I want to talk about how great rosé goes with Christmas dinner, but first I need to start with an apology to my sister Lori. Lor, I very much appreciate that bottle of Whispering Angel you brought me this summer. I have no doubt you went to the Wine Store and bought the most expensive rosé they had and that was super generous of you. But next time save yourself some green, because while Whispering Angel is a very solid wine, here are three that are its equal (and maybe more) at almost half the price.
Well this is a no-brainer. You have a wine from the South of France that masterfully utilizes Grenache, Syrah and Cinsault to craft a wine with notes of wild strawberries but with some minerally undertones to show its class. And it's pale pink and comes in a bottle that's instantly recognizable. Sound familiar? Exactement! Seriously - as between the two I'd probably take the Bertrand straight up as I prefer the slightly darker hue than WA's very light pink—but when one's on sale for $23 as compared to $40? Brother, it's not even a competition.

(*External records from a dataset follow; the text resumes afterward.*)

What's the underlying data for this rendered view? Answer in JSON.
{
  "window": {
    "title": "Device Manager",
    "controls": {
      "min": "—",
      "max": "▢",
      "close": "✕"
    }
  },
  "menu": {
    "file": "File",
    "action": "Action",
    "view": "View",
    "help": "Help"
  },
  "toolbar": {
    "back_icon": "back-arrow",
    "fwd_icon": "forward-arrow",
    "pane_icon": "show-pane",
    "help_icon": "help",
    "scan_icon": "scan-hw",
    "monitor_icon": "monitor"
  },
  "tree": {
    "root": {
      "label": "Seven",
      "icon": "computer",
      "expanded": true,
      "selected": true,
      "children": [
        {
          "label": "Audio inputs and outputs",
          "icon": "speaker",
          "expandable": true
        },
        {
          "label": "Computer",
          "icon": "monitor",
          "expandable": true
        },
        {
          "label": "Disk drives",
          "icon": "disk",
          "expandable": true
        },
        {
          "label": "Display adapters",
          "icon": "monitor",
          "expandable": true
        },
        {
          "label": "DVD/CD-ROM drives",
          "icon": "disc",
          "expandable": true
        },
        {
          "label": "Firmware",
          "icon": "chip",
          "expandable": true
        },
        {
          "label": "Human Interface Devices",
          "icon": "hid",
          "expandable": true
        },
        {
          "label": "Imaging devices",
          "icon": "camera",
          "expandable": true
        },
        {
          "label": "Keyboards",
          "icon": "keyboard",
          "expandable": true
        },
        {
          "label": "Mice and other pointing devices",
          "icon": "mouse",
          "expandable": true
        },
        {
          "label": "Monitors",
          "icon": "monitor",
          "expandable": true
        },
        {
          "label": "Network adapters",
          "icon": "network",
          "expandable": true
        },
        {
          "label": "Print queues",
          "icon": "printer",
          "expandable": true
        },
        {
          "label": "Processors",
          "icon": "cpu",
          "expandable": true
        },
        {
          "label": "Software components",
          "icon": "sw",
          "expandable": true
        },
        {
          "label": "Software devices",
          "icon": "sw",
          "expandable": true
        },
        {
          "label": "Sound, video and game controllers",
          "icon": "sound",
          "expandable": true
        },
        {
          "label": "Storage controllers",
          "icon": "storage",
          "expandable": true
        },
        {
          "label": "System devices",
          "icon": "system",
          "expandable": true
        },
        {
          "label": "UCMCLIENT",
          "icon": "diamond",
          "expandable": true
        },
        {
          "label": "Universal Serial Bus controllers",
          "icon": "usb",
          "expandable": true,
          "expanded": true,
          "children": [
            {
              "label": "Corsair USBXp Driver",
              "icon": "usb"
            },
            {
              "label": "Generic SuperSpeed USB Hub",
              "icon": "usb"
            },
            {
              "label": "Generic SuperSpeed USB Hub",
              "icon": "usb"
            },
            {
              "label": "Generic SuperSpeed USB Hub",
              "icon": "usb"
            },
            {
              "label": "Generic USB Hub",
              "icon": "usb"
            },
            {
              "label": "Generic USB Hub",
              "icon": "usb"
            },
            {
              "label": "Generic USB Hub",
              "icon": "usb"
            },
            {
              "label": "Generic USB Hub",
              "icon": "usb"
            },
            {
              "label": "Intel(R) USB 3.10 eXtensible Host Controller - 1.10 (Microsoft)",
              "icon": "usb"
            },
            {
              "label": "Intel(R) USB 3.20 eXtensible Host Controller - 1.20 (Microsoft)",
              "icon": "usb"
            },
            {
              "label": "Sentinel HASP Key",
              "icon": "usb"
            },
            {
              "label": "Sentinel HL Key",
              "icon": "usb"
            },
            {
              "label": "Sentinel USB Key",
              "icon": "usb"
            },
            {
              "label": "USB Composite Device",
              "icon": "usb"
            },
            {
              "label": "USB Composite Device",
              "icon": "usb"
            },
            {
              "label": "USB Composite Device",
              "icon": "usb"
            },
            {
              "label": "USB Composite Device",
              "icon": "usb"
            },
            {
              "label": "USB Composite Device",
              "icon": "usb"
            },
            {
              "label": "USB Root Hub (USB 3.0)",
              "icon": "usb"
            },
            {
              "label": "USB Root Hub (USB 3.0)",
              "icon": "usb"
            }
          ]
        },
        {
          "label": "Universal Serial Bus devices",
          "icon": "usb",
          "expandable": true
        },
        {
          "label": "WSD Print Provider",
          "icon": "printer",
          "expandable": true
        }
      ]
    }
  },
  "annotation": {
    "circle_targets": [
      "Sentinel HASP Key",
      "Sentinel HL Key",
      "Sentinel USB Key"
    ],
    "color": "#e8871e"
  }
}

Don't smirk. This South African gem features a very Provencal mix of mouvedre, cinsault, syrah, grenache and carignan and vinifies very dry. The result is a $15 bottle that can easily stand toe-to-toe with WA: there's those same strawberries, a racy body, some spicy undertones. And if your friends demand French rosé, then let the beautifully designed bottle woo them over—and the fact that you can buy almost three bottles of it for the price of 1 WA.
So finding Okanagan rosés made with Syrah is tricky (and we grow almost no Grenache or Mouvedre, maybe no Carignan or Cinsault). The closest we have to a Southern French rosé is the wonderful Amulet, but it's long sold out (mark your calendars for March 2022 when it will be back, for a blink of an eye we assume, so don't sit on your hands). In fact almost all Okanagan rosé of any strip is gonzo, save for the supplier who could should decent quantities to the BCLDB...like Road 13. I still can't fathom how this wine is only $19 and while it's blend of Pinot and Gamay ain't Provencal, there is a smidge of Syrah in there to qualify. It also is heavier of body and hue — more salmon pink than pale pink. But it's also flipping delicious and will go toe-to-toe with the dark meat and gravy with its combo of citrus and cranberries.